Dogs, dolphins and elephants are known to show empathy when a loved one is in pain, and now researchers have found the first consoling behavior in a rodent, known as the prairie vole.
Researchers say the findings, published Thursday in the US journal Science, could help scientists better understand human disorders such as autism and schizophrenia, in which a person's ability to sense the emotions of others is disrupted.
The secret to empathetic behavior lies in the hormone oxytocin, which promotes maternal bonding and feelings of love among humans, too.
Scientists at the Yerkes National Primate Research Center at Emory University created an experiment in which they isolated prairie voles - dark rodents which mate in long-term monogamous pairs and raise their offspring together - from others they knew.

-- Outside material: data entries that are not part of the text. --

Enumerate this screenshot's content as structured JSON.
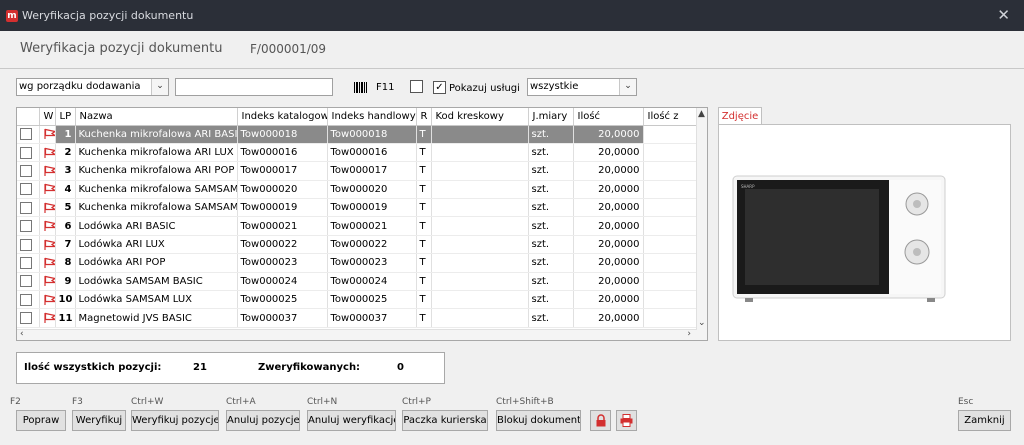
{
  "window": {
    "title": "Weryfikacja pozycji dokumentu",
    "app_icon": "m"
  },
  "header": {
    "title": "Weryfikacja pozycji dokumentu",
    "doc_number": "F/000001/09"
  },
  "toolbar": {
    "sort_value": "wg porządku dodawania",
    "search_value": "",
    "f11_label": "F11",
    "show_services_label": "Pokazuj usługi",
    "show_services_checked": "✓",
    "filter_value": "wszystkie"
  },
  "grid": {
    "columns": [
      "W",
      "LP",
      "Nazwa",
      "Indeks katalogowy",
      "Indeks handlowy",
      "R",
      "Kod kreskowy",
      "J.miary",
      "Ilość",
      "Ilość z"
    ],
    "rows": [
      {
        "lp": "1",
        "name": "Kuchenka mikrofalowa ARI BASIC",
        "idx_cat": "Tow000018",
        "idx_trade": "Tow000018",
        "r": "T",
        "barcode": "",
        "unit": "szt.",
        "qty": "20,0000"
      },
      {
        "lp": "2",
        "name": "Kuchenka mikrofalowa ARI LUX",
        "idx_cat": "Tow000016",
        "idx_trade": "Tow000016",
        "r": "T",
        "barcode": "",
        "unit": "szt.",
        "qty": "20,0000"
      },
      {
        "lp": "3",
        "name": "Kuchenka mikrofalowa ARI POP",
        "idx_cat": "Tow000017",
        "idx_trade": "Tow000017",
        "r": "T",
        "barcode": "",
        "unit": "szt.",
        "qty": "20,0000"
      },
      {
        "lp": "4",
        "name": "Kuchenka mikrofalowa SAMSAM BAS",
        "idx_cat": "Tow000020",
        "idx_trade": "Tow000020",
        "r": "T",
        "barcode": "",
        "unit": "szt.",
        "qty": "20,0000"
      },
      {
        "lp": "5",
        "name": "Kuchenka mikrofalowa SAMSAM LU)",
        "idx_cat": "Tow000019",
        "idx_trade": "Tow000019",
        "r": "T",
        "barcode": "",
        "unit": "szt.",
        "qty": "20,0000"
      },
      {
        "lp": "6",
        "name": "Lodówka ARI BASIC",
        "idx_cat": "Tow000021",
        "idx_trade": "Tow000021",
        "r": "T",
        "barcode": "",
        "unit": "szt.",
        "qty": "20,0000"
      },
      {
        "lp": "7",
        "name": "Lodówka ARI LUX",
        "idx_cat": "Tow000022",
        "idx_trade": "Tow000022",
        "r": "T",
        "barcode": "",
        "unit": "szt.",
        "qty": "20,0000"
      },
      {
        "lp": "8",
        "name": "Lodówka ARI POP",
        "idx_cat": "Tow000023",
        "idx_trade": "Tow000023",
        "r": "T",
        "barcode": "",
        "unit": "szt.",
        "qty": "20,0000"
      },
      {
        "lp": "9",
        "name": "Lodówka SAMSAM BASIC",
        "idx_cat": "Tow000024",
        "idx_trade": "Tow000024",
        "r": "T",
        "barcode": "",
        "unit": "szt.",
        "qty": "20,0000"
      },
      {
        "lp": "10",
        "name": "Lodówka SAMSAM LUX",
        "idx_cat": "Tow000025",
        "idx_trade": "Tow000025",
        "r": "T",
        "barcode": "",
        "unit": "szt.",
        "qty": "20,0000"
      },
      {
        "lp": "11",
        "name": "Magnetowid JVS BASIC",
        "idx_cat": "Tow000037",
        "idx_trade": "Tow000037",
        "r": "T",
        "barcode": "",
        "unit": "szt.",
        "qty": "20,0000"
      }
    ],
    "selected_row": 0
  },
  "photo_panel": {
    "tab_label": "Zdjęcie",
    "brand_text": "SHARP"
  },
  "summary": {
    "total_label": "Ilość wszystkich pozycji:",
    "total_value": "21",
    "verified_label": "Zweryfikowanych:",
    "verified_value": "0"
  },
  "buttons": [
    {
      "key": "F2",
      "label": "Popraw"
    },
    {
      "key": "F3",
      "label": "Weryfikuj"
    },
    {
      "key": "Ctrl+W",
      "label": "Weryfikuj pozycje"
    },
    {
      "key": "Ctrl+A",
      "label": "Anuluj pozycje"
    },
    {
      "key": "Ctrl+N",
      "label": "Anuluj weryfikację"
    },
    {
      "key": "Ctrl+P",
      "label": "Paczka kurierska"
    },
    {
      "key": "Ctrl+Shift+B",
      "label": "Blokuj dokument"
    }
  ],
  "close_button": {
    "key": "Esc",
    "label": "Zamknij"
  },
  "icons": {
    "lock": "lock-icon",
    "print": "printer-icon",
    "flag": "flag-icon"
  },
  "colors": {
    "accent": "#d32f2f",
    "selected_row": "#8a8a8a",
    "titlebar": "#2b2f38"
  }
}
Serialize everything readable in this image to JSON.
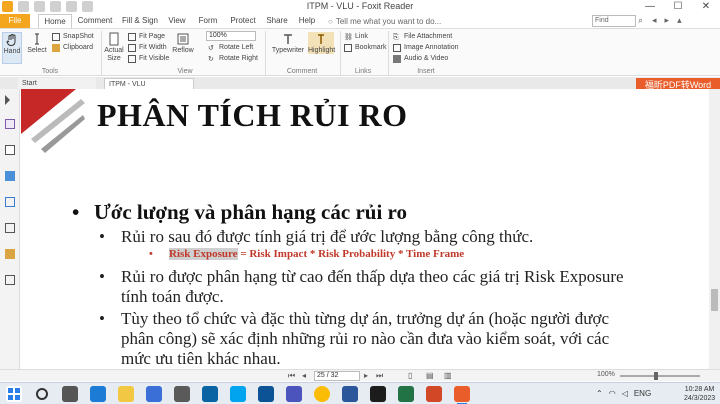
{
  "window": {
    "title": "ITPM - VLU - Foxit Reader",
    "controls": [
      "—",
      "☐",
      "✕"
    ]
  },
  "ribbon_tabs": [
    "File",
    "Home",
    "Comment",
    "Fill & Sign",
    "View",
    "Form",
    "Protect",
    "Share",
    "Help"
  ],
  "tell_me_placeholder": "Tell me what you want to do...",
  "find_placeholder": "Find",
  "ribbon": {
    "hand": "Hand",
    "select": "Select",
    "snapshot": "SnapShot",
    "clipboard": "Clipboard",
    "actual_size": "Actual Size",
    "fit_page": "Fit Page",
    "fit_width": "Fit Width",
    "fit_visible": "Fit Visible",
    "reflow": "Reflow",
    "zoom_value": "100%",
    "zoom_in": "",
    "rotate_left": "Rotate Left",
    "rotate_right": "Rotate Right",
    "typewriter": "Typewriter",
    "highlight": "Highlight",
    "link": "Link",
    "bookmark": "Bookmark",
    "file_attachment": "File Attachment",
    "image_annotation": "Image Annotation",
    "audio_video": "Audio & Video",
    "groups": {
      "tools": "Tools",
      "view": "View",
      "comment": "Comment",
      "links": "Links",
      "insert": "Insert"
    }
  },
  "doc_tabs": [
    "Start",
    "ITPM - VLU"
  ],
  "watermark_text": "福昕PDF转Word",
  "slide": {
    "title": "PHÂN TÍCH RỦI RO",
    "bullet1": "Ước lượng và phân hạng các rủi ro",
    "sub1": "Rủi ro sau đó được tính giá trị để ước lượng bằng công thức.",
    "formula_highlight": "Risk Exposure",
    "formula_rest": " = Risk Impact * Risk Probability * Time Frame",
    "sub2_line1": "Rủi ro được phân hạng từ cao đến thấp dựa theo các giá trị Risk Exposure",
    "sub2_line2": "tính toán được.",
    "sub3_line1": "Tùy theo tổ chức và đặc thù từng dự án, trưởng dự án (hoặc người được",
    "sub3_line2": "phân công) sẽ xác định những rủi ro nào cần đưa vào kiểm soát, với các",
    "sub3_line3": "mức ưu tiên khác nhau."
  },
  "status": {
    "page_box": "25 / 32",
    "zoom_percent": "100%"
  },
  "taskbar": {
    "time": "10:28 AM",
    "date": "24/3/2023",
    "lang": "ENG"
  }
}
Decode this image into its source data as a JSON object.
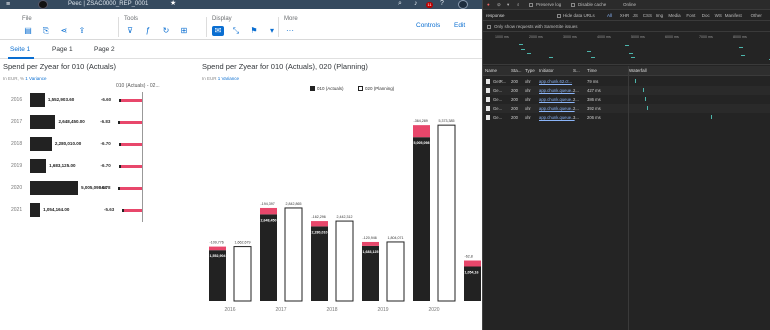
{
  "shell": {
    "menu_icon": "hamburger-menu-icon",
    "title": "Peec  |  ZSAC0000_REP_0001",
    "notification_count": "11"
  },
  "toolbar": {
    "file_label": "File",
    "tools_label": "Tools",
    "display_label": "Display",
    "more_label": "More",
    "controls_label": "Controls",
    "edit_label": "Edit"
  },
  "tabs": [
    {
      "label": "Seite 1",
      "active": true
    },
    {
      "label": "Page 1",
      "active": false
    },
    {
      "label": "Page 2",
      "active": false
    }
  ],
  "left_chart": {
    "title": "Spend per Zyear for 010 (Actuals)",
    "unit": "In EUR, %",
    "variance_label": "1 Variance",
    "variance_header": "010 (Actuals) - 02..."
  },
  "right_chart": {
    "title": "Spend per Zyear for 010 (Actuals), 020 (Planning)",
    "unit": "In EUR",
    "variance_label": "1 Variance",
    "legend_actuals": "010 (Actuals)",
    "legend_planning": "020 (Planning)"
  },
  "chart_data": [
    {
      "type": "bar",
      "orientation": "horizontal",
      "title": "Spend per Zyear for 010 (Actuals)",
      "categories": [
        "2016",
        "2017",
        "2018",
        "2019",
        "2020",
        "2021"
      ],
      "series": [
        {
          "name": "010 (Actuals)",
          "values": [
            1552903.6,
            2648450.0,
            2280010.0,
            1683125.0,
            5005098.0,
            1054164.0
          ],
          "labels": [
            "1,552,903.60",
            "2,648,450.00",
            "2,280,010.00",
            "1,683,125.00",
            "5,005,098.00",
            "1,054,164.00"
          ]
        }
      ],
      "variance": {
        "name": "010 (Actuals) - 02...",
        "values": [
          -6.6,
          -6.83,
          -6.7,
          -6.7,
          -6.78,
          -5.63
        ],
        "labels": [
          "-6.60",
          "-6.83",
          "-6.70",
          "-6.70",
          "-6.78",
          "-5.63"
        ]
      },
      "ylim": [
        0,
        5200000
      ]
    },
    {
      "type": "bar",
      "title": "Spend per Zyear for 010 (Actuals), 020 (Planning)",
      "categories": [
        "2016",
        "2017",
        "2018",
        "2019",
        "2020",
        ""
      ],
      "series": [
        {
          "name": "010 (Actuals)",
          "values": [
            1552904,
            2648450,
            2280010,
            1683125,
            5005098,
            1054164
          ],
          "labels": [
            "1,552,904",
            "2,648,450",
            "2,280,010",
            "1,683,125",
            "5,005,098",
            "1,054,16"
          ]
        },
        {
          "name": "020 (Planning)",
          "values": [
            1662679,
            2842865,
            2442312,
            1804071,
            5373385,
            0
          ],
          "labels": [
            "1,662,679",
            "2,842,865",
            "2,442,312",
            "1,804,071",
            "5,373,385",
            ""
          ]
        }
      ],
      "variance_labels": [
        "-109,776",
        "-194,397",
        "-162,296",
        "-120,946",
        "-364,289",
        "-62,8"
      ],
      "ylim": [
        0,
        5500000
      ],
      "legend": "top-center"
    }
  ],
  "devtools": {
    "filter_placeholder": "response",
    "options": [
      "Preserve log",
      "Disable cache",
      "Online"
    ],
    "hide_data_urls": "Hide data URLs",
    "filter_types": [
      "All",
      "XHR",
      "JS",
      "CSS",
      "Img",
      "Media",
      "Font",
      "Doc",
      "WS",
      "Manifest",
      "Other"
    ],
    "samesite": "Only show requests with SameSite issues",
    "timeline_ticks": [
      "1000 ms",
      "2000 ms",
      "3000 ms",
      "4000 ms",
      "5000 ms",
      "6000 ms",
      "7000 ms",
      "8000 ms"
    ],
    "columns": [
      "Name",
      "Sta...",
      "Type",
      "Initiator",
      "S...",
      "Time",
      "Waterfall"
    ],
    "rows": [
      {
        "name": "GetR...",
        "status": "200",
        "type": "xhr",
        "initiator": "app.chunk.62.ct...",
        "size": "",
        "time": "79 ms"
      },
      {
        "name": "Ge...",
        "status": "200",
        "type": "xhr",
        "initiator": "app.chunk.queue...",
        "size": "2...",
        "time": "427 ms"
      },
      {
        "name": "Ge...",
        "status": "200",
        "type": "xhr",
        "initiator": "app.chunk.queue...",
        "size": "2...",
        "time": "386 ms"
      },
      {
        "name": "Ge...",
        "status": "200",
        "type": "xhr",
        "initiator": "app.chunk.queue...",
        "size": "2...",
        "time": "392 ms"
      },
      {
        "name": "Ge...",
        "status": "200",
        "type": "xhr",
        "initiator": "app.chunk.queue...",
        "size": "3...",
        "time": "206 ms"
      }
    ]
  }
}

Then they gave one prairie voles a series of mild shocks before returning it to its loved one.
Once reunited, the unaffected rodents swiftly began to lick and groom the fur of the animals that were in distress after the shocks.
They "licked the stressed voles sooner and for longer durations, compared to a control scenario where individuals were separated but neither was exposed to a stressor," said a statement from Emory University.
Consoling behavior was also not seen in prairie voles that were unfamiliar with each other before being separated.
Knowing that in the human brain, the receptor for oxytocin - also known as the love hormone - is associated with empathy, researchers decided to block this neurotransmitter in the brains of some of the animals.
They found that blocking oxytocin caused the animals to stop consoling each other.
"Many complex human traits have their roots in fundamental brain processes that are shared among many other species," said co-author Larry Young, director of the Silvio O. Conte Center for Oxytocin and Social Cognition at Emory University.
Young said his research points to a potential role for oxytocin in the treatment of autism spectrum disorder, though more work is needed.
"We now have the opportunity to explore in detail the neural mechanisms underlying empathetic responses in a laboratory rodent with clear implications for humans."
According to study co-author Frans de Waal, who first discovered animal consolation behavior in chimpanzees in 1979, the findings also shed new light on the range of animals that feel empathy, and how empathy is separate from complex cognition.
"Scientists have been reluctant to attribute empathy to animals, often assuming selfish motives," he said.
"These explanations have never worked well for consolation behavior, however, which is why this study is so important."